Over at The Next Hurrah DemFromCt wonders whether Bush's failing Social Security mission is behind the Schiavo furor:
But the 'important' constituency here for Bush and the other Republicans is the Religious Right. Clearly the polls show this is an unpopular decision for Congress to intervene. Nonetheless, the politics appear to be pushing Republicans to take this as far as they can, heedless of the collateral damage done to them and their image as the party of 'small government'.
I can't help but wonder whether impending losses and/or compromises on such matters as Medicaid cuts, Social Security 'reform' or even failure to exercise the 'nuclear option' is part of the equation driving the desperation on the GOP's part to radically alter the relationship between the branches of government that all of this represents.
My feeling is it's more like the other way around: squandering the first half of his effective presidency before lame duckitude sets in on the ill-advised attack on Social Security has given the Congressional radicals free rein a good six months or more before they'd have ever tried to assert it, and Bush had to hop on the Tsunami Express for a quick ride to the head of the parade. I don't think they had a choice, and like the earlier DOMA business I think they'd have preferred to stay on the sidelines and mouth platitudes. Bush doesn't need to rally the religious right anymore; he just needs them on board. They see 2008 as their best chance ever, but don't think for a minute they don't realize that might entail running away from the Bush economy and the wreck of our foreign policy, even if their room to do so is limited.

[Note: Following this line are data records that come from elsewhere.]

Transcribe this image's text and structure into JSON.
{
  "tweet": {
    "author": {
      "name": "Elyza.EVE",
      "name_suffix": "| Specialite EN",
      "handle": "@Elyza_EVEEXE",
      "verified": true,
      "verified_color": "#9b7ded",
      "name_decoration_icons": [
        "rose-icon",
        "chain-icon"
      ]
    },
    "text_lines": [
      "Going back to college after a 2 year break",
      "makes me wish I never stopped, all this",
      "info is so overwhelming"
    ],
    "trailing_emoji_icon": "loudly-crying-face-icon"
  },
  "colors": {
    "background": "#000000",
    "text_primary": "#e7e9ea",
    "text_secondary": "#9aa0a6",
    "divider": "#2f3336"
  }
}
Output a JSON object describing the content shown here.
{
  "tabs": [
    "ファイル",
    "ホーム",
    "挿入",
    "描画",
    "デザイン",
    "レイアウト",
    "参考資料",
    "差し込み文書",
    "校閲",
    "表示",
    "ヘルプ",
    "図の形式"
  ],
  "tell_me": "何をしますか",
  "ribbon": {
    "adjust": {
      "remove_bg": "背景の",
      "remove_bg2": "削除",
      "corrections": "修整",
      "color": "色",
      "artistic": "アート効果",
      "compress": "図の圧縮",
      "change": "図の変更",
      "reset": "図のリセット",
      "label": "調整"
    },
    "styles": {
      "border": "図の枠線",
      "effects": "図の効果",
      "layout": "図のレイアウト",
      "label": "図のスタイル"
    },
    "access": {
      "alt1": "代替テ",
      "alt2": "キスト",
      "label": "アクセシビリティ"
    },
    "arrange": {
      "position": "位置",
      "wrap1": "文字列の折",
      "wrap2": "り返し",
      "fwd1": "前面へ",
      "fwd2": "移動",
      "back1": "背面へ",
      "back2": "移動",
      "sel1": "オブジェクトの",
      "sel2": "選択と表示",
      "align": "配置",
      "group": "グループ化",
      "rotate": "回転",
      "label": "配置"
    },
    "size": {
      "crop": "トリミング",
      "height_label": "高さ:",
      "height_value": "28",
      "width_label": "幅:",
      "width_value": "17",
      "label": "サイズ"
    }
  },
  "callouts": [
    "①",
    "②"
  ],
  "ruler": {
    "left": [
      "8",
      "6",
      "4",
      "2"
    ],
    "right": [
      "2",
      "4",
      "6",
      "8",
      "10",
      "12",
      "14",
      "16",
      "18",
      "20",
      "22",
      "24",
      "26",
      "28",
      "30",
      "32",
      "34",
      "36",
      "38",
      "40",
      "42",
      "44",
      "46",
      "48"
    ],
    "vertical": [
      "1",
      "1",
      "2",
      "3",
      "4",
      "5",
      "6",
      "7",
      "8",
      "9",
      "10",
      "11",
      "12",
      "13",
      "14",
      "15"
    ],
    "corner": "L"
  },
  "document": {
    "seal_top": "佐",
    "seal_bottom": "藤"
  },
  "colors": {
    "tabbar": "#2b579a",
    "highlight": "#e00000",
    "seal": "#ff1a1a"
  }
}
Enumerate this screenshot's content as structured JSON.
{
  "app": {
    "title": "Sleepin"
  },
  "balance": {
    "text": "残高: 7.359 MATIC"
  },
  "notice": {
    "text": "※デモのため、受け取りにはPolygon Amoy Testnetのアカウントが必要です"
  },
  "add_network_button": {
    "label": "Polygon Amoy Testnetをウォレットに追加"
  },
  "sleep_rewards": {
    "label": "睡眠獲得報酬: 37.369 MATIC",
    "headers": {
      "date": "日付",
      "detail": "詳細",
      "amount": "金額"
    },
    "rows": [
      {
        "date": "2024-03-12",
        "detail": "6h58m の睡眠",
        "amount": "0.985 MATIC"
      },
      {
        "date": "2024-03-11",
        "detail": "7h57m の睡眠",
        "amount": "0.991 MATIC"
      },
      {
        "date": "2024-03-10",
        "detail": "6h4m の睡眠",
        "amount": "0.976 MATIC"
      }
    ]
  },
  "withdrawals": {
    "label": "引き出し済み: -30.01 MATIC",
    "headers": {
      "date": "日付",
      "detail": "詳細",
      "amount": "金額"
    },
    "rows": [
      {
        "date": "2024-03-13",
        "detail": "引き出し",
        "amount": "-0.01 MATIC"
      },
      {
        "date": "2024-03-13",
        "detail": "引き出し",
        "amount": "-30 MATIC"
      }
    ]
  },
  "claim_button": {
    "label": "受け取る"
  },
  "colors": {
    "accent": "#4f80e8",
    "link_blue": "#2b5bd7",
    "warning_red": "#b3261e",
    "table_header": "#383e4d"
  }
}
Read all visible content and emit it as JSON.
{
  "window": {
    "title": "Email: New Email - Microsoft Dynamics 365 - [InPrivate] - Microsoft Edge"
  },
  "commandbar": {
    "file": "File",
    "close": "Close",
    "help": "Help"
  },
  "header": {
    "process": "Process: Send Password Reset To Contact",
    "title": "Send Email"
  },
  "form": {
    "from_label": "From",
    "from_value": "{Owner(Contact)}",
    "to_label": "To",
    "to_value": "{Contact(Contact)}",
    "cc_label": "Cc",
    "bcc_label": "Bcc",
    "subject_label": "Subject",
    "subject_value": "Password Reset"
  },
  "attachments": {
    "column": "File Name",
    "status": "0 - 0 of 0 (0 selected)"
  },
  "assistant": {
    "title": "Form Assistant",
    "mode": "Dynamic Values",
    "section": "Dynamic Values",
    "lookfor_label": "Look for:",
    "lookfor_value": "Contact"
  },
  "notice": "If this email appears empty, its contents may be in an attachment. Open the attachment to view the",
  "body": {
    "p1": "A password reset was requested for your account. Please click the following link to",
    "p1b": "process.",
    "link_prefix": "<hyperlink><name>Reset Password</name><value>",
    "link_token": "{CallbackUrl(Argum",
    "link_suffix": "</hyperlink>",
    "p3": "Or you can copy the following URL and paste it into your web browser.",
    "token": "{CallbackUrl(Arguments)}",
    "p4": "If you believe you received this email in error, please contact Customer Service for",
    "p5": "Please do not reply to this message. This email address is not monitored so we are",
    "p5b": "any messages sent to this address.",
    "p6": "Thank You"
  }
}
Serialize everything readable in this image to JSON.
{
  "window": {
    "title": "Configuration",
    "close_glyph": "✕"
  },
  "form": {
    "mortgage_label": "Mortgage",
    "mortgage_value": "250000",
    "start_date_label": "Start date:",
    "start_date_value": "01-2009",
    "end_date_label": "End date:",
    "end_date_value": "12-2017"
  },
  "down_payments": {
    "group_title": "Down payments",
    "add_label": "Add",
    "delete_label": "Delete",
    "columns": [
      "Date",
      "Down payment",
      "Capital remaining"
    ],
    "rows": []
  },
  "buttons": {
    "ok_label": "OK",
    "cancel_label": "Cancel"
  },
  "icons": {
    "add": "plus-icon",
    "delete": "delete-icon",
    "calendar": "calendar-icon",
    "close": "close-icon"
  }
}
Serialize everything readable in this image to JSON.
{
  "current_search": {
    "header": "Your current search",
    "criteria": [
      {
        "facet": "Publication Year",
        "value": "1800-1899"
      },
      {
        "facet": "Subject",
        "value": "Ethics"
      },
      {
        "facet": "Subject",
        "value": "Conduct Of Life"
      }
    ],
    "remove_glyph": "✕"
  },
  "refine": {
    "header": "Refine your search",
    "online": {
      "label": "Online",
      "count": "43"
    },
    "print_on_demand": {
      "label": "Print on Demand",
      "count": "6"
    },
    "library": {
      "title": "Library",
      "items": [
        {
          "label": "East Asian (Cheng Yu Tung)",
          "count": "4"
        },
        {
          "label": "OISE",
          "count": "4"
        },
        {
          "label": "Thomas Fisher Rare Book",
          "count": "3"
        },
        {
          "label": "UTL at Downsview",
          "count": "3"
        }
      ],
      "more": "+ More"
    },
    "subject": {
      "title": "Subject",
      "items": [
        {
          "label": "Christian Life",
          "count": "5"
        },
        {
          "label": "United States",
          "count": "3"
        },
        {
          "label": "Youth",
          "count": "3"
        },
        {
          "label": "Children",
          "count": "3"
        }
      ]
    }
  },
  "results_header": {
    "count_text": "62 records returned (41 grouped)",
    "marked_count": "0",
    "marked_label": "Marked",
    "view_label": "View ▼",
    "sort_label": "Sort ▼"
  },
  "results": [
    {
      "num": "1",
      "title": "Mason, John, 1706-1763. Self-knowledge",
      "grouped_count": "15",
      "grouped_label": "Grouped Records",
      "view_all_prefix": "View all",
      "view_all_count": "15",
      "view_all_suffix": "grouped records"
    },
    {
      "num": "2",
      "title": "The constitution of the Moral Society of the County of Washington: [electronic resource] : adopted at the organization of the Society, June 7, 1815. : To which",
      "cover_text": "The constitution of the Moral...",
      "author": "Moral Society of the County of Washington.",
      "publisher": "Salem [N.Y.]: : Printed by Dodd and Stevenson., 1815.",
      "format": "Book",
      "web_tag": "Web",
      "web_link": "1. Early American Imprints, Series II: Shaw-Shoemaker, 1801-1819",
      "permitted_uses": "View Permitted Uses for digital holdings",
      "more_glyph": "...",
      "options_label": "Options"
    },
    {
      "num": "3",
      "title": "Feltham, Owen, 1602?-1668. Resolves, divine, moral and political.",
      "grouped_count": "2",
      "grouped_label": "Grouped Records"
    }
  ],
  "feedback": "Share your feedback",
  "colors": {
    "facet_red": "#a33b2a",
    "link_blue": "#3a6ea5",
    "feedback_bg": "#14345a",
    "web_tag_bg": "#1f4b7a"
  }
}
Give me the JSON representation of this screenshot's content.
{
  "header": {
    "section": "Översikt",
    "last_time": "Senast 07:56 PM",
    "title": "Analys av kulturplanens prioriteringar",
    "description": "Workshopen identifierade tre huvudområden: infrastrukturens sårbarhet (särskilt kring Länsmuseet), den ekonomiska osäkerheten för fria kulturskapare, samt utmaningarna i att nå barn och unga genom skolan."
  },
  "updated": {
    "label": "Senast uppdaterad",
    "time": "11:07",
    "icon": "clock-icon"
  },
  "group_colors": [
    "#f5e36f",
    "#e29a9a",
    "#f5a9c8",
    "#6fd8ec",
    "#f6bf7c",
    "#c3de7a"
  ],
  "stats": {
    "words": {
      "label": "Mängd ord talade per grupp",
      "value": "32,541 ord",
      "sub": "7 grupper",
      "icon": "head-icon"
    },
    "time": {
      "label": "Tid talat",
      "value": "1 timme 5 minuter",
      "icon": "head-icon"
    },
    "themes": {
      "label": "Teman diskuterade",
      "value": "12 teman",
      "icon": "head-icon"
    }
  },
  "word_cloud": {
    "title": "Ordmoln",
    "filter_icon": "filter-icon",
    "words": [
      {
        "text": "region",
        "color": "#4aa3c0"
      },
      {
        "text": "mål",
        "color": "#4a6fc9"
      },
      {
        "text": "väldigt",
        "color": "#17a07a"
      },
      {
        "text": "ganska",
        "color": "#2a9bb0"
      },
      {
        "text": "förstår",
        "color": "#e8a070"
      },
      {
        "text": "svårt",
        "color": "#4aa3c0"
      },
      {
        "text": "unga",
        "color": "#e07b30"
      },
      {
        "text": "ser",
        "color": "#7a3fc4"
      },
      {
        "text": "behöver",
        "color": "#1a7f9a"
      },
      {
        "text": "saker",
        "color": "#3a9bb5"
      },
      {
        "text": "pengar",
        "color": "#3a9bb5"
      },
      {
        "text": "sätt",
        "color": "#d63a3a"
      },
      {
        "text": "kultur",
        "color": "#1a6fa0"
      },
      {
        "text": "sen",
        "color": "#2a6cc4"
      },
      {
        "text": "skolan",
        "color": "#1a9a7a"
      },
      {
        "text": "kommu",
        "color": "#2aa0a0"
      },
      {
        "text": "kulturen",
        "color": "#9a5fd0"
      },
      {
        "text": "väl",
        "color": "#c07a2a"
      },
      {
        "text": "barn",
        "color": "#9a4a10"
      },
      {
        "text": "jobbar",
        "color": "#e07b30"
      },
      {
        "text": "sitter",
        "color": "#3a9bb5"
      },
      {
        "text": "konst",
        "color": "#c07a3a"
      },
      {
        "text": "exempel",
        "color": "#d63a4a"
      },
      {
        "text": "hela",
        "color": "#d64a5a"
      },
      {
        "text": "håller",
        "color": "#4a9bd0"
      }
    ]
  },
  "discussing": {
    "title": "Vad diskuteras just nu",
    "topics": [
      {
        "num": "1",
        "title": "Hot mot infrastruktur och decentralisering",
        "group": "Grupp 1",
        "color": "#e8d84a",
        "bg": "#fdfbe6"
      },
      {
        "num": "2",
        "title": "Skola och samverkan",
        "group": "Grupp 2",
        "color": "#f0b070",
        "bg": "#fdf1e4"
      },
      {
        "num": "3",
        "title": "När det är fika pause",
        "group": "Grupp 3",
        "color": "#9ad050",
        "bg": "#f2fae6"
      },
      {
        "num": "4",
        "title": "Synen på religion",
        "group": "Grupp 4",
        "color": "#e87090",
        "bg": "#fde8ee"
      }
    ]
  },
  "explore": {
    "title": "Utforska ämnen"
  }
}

And while I cringe whenever people on my end of the spectrum treat Unka Karl like he's Goldfinger, I'm not beyond asking the question: was the quick shift into corporate giveaway mode after the inauguration designed to give the radicals a bigger head start? The nomination is still probably Cheney's if he wants it, but he's got serious negatives that go beyond his health. Has he already made the decision? After him, the charisma and political sense is almost all in what passes for the center: McCain, Romney, Bob Ehrlich, Giuliani. Opposed to that there's what? Frist? Gingrich? The freeper wet-dream of Condi Rice? I've thought all along that the theocrats were going to have to start scorching the landscape before '06; I didn't realize it would start this early.